It’s almost the end of May which means graduation season is almost here. For High school students, this period can be very nerve-wrecking. Not only do students want to make sure their grades are suitable to hit the pass mark but also the realities of adulthood and making big decisions is creeping up fast.
I was a custodian of Child and Family Services during my final year of high school. The school guardian councilors were not much of a help to me, and so my anxiety was way off the roof. I watched as my friends from stable homes talked about their plans post-graduation. Some will be backpacking to Europe while others will be attending their dream universities and colleges. Others chose to take some time off to find work while they sort out their future. Others didn’t know what they will do with their free time.
I remember when I was young and people will ask me “Francess, what will you be when you grow up?” Back then I knew it well. I was very sure of what my future will be. From grade one through six I was going to be a school teacher. Before high school, I was going to be a lawyer. But am not sure what happened during high school, but somehow I got lost. Some of the things that I taught I was good at, did not reflect the grades I received. Even though I excel academically, I still could not find that straight-cut, future career goal. I tried other courses like video production, music, dance and arts and I became even more confused. And then I concluded that being an artist would not give me the financial stability that I needed. Somehow throughout that whole confusion and listening to the narratives of some of the people in my community, I enrolled in a university for a bachelor in science. I was going to be either a nurse, a doctor or somewhere in the health field. As a Black person the most popular career choices are usually lawyers, doctors, nurses, and teachers. I felt safe with my career choice.
I dropped out of university after my first year. The only course I passed was medieval poetry. I did not fail because I was a dumb student, I failed because I was not interested in science. It took me about 6 more years after dropping out of university and changing career paths twice before realizing my own strengths. I am a writer. I am a storyteller. I enjoy words. Communication through words is my comfort zone. I now have a bachelor’s degree in Public Relations Management, and I am also a social entrepreneur.

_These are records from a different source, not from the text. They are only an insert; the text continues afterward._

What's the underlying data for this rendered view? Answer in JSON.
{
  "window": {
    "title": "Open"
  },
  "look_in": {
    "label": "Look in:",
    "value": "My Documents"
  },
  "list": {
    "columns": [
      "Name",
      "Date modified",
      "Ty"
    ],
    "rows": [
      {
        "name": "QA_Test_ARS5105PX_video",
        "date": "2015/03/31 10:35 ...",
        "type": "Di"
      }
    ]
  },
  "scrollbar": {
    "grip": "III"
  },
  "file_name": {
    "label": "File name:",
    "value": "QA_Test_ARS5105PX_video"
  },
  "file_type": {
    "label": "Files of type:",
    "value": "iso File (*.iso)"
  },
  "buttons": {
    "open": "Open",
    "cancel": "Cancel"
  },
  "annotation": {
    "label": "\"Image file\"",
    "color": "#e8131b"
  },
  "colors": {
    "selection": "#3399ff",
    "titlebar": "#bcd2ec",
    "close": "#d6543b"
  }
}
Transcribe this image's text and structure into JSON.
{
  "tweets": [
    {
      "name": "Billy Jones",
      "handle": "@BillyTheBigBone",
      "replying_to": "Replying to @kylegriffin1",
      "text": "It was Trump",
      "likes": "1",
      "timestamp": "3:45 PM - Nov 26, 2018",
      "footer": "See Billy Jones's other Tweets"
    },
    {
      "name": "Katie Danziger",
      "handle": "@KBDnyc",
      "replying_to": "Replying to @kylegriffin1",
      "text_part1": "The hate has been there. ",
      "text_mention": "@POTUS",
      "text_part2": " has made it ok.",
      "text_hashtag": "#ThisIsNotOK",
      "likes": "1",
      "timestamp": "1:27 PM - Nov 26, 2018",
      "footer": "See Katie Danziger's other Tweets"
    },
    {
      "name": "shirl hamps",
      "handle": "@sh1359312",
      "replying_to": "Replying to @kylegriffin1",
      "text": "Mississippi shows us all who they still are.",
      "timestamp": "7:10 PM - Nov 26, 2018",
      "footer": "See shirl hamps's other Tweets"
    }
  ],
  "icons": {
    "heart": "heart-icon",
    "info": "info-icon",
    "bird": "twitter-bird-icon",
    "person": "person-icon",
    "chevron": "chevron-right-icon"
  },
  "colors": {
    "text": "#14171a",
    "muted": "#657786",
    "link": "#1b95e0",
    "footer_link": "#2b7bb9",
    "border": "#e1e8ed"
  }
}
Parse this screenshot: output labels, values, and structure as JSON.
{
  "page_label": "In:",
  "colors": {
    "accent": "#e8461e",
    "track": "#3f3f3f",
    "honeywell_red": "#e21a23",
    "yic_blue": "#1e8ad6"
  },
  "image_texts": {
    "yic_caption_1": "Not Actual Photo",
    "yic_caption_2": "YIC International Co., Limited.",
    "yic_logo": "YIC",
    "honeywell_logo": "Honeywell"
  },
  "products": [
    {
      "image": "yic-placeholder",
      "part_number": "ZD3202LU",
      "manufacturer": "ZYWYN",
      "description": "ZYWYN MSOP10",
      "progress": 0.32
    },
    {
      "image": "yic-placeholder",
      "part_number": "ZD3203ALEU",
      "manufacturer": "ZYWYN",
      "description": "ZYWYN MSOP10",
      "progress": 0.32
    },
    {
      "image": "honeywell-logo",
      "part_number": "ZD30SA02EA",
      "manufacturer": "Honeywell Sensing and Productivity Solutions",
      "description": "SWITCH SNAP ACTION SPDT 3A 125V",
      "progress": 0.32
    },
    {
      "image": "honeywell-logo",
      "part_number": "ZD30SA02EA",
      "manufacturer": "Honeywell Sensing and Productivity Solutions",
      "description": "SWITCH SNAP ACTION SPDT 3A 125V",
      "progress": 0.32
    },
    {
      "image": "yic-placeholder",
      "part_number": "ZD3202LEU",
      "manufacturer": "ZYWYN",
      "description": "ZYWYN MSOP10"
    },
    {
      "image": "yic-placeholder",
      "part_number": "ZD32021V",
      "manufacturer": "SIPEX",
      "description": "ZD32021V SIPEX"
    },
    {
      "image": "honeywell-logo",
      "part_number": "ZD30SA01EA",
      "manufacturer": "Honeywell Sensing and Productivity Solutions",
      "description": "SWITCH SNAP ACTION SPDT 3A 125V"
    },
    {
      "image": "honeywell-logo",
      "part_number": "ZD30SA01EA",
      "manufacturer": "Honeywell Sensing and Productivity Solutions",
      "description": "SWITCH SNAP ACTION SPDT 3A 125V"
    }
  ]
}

What I want to communicate with high school students is that I understand your frustration and confusion around the peak of graduation. Everyone is looking at you with high expectations. You want to make your parent proud. You have signed up for the best university or college that they want you to attend. Your career will either follow their footsteps or something much better. My greatest advice is for you to cancel all the voices in your head and listen to your own. It sounds like a cliche, but it is the truth. Think about the things that you are good at. What do you do effortlessly well? When you are bored or sad what would you do that will give you some sort of personal gratification? I have always kept a diary. Writing my feelings on a piece of paper was my safe haven. I wrote lots of poems when am heartbroken. I wrote my own songs when am feeling happy. I feel like I daydream more than most people. I mean I usually come up with compelling stories that I will replay in my head. The point I am trying to make is that you should start paying attention to yourself and start noticing your skills.
Your next step is to find a career along that path. It is paramount that people realize that doing what you enjoy make life less stressful. If you are passionate about food, look for a career as a chef. If you enjoy drawing, look for a job as a designer. If there is no clear career for what you enjoy, create your own. Our society is changing. A creative mind is what brings innovative technology like Apple, or platforms like YouTube and Facebook. You will not have all the answers about your future after Highschool, and that is ok. Find internship programs, volunteer, and travel. Sometimes the answers we seek might not be where we are looking.
Congratulations to all 2018 graduates.